The 15 May launch from Cape Canaveral, Florida, used an Atlas V in the 401 configuration, with a 4m (13.1ft) payload fairing and an RD-180 main engine without assistance from solid rocket boosters. It marks the 38th launch for Atlas V, and the 19th for the 401 configuration, according to Flightglobal/Ascend's launch database.
The launch put the fourth Boeing GPS II-F satellite in medium Earth orbit. The GPS constellation, used for precision navigation in both military and civilian worlds, is constantly refreshed.
The arrival of the satellite in orbit "marks the first operational GPS mission launched on an Atlas V launch vehicle," says Jim Sponnick, ULA's vice president for mission operations. "Successfully and efficiently integrating and launching these satellites on both [Evolved Expendable Launch Vehicle] launch systems provides operational flexibility and in the future, capabilities such as dual-launch will provide even greater flexibility and also enable lower launch costs for our customers."
Boeing is on contract for eight more GPS II-F satellites, five of which are in storage awaiting designated launch times.

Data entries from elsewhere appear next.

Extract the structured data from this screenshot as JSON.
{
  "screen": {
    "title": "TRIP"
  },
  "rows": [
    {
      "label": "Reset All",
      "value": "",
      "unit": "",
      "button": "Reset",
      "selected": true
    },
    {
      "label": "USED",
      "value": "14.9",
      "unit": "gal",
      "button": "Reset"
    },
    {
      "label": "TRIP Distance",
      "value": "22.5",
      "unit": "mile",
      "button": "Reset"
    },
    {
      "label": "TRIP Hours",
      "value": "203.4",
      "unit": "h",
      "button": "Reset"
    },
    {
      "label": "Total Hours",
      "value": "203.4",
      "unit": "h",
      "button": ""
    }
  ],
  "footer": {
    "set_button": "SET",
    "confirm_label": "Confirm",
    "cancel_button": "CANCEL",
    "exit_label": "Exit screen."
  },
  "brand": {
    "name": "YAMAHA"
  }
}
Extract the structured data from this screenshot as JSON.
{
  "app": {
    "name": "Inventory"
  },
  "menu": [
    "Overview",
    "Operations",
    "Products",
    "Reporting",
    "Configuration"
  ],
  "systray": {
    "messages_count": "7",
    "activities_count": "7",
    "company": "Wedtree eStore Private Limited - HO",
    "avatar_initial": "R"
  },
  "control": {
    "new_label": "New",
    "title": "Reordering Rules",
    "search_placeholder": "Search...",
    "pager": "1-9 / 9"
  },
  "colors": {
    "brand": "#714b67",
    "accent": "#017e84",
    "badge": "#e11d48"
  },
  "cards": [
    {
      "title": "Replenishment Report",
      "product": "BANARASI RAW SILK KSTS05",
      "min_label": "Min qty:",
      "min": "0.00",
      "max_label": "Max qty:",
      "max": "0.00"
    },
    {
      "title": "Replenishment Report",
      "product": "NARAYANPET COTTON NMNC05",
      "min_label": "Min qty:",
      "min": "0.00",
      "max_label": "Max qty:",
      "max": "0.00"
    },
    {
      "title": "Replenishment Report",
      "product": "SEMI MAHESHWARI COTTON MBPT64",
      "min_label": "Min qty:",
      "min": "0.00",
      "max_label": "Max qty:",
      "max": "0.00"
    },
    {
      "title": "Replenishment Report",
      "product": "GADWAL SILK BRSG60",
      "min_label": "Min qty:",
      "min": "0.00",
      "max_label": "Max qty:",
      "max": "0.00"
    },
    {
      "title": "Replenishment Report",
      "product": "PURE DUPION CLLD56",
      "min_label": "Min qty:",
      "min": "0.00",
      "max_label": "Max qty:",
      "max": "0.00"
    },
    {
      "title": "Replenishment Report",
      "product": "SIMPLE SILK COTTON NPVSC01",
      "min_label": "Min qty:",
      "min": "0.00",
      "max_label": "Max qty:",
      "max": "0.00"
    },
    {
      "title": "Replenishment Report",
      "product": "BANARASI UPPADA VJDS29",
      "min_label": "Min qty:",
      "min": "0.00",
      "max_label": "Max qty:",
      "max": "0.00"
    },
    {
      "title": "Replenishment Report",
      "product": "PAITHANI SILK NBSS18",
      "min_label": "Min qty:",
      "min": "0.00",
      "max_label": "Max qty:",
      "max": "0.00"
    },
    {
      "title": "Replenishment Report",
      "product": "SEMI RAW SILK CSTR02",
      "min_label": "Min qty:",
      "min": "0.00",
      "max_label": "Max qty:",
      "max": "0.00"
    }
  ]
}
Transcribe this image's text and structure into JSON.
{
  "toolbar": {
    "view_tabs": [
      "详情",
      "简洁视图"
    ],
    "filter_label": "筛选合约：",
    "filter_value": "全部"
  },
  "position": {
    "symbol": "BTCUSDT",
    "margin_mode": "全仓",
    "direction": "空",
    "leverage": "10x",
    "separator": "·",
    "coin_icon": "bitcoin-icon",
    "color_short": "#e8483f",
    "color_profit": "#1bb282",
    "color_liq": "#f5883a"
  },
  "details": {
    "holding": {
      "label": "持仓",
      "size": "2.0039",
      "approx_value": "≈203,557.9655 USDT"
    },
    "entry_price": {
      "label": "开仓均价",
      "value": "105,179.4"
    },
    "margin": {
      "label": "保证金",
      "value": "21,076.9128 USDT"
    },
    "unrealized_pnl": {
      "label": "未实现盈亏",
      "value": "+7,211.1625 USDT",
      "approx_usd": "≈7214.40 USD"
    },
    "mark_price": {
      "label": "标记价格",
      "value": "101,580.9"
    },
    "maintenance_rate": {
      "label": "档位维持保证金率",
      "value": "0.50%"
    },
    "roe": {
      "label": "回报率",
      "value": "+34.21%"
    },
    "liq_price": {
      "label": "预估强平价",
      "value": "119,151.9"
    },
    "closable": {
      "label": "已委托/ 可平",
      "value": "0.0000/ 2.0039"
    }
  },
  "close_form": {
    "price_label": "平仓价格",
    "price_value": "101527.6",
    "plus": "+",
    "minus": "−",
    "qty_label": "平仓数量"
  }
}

GPS satellites launch at regular intervals, steadily replacing on-orbit satellites as they reach the end of their design lives.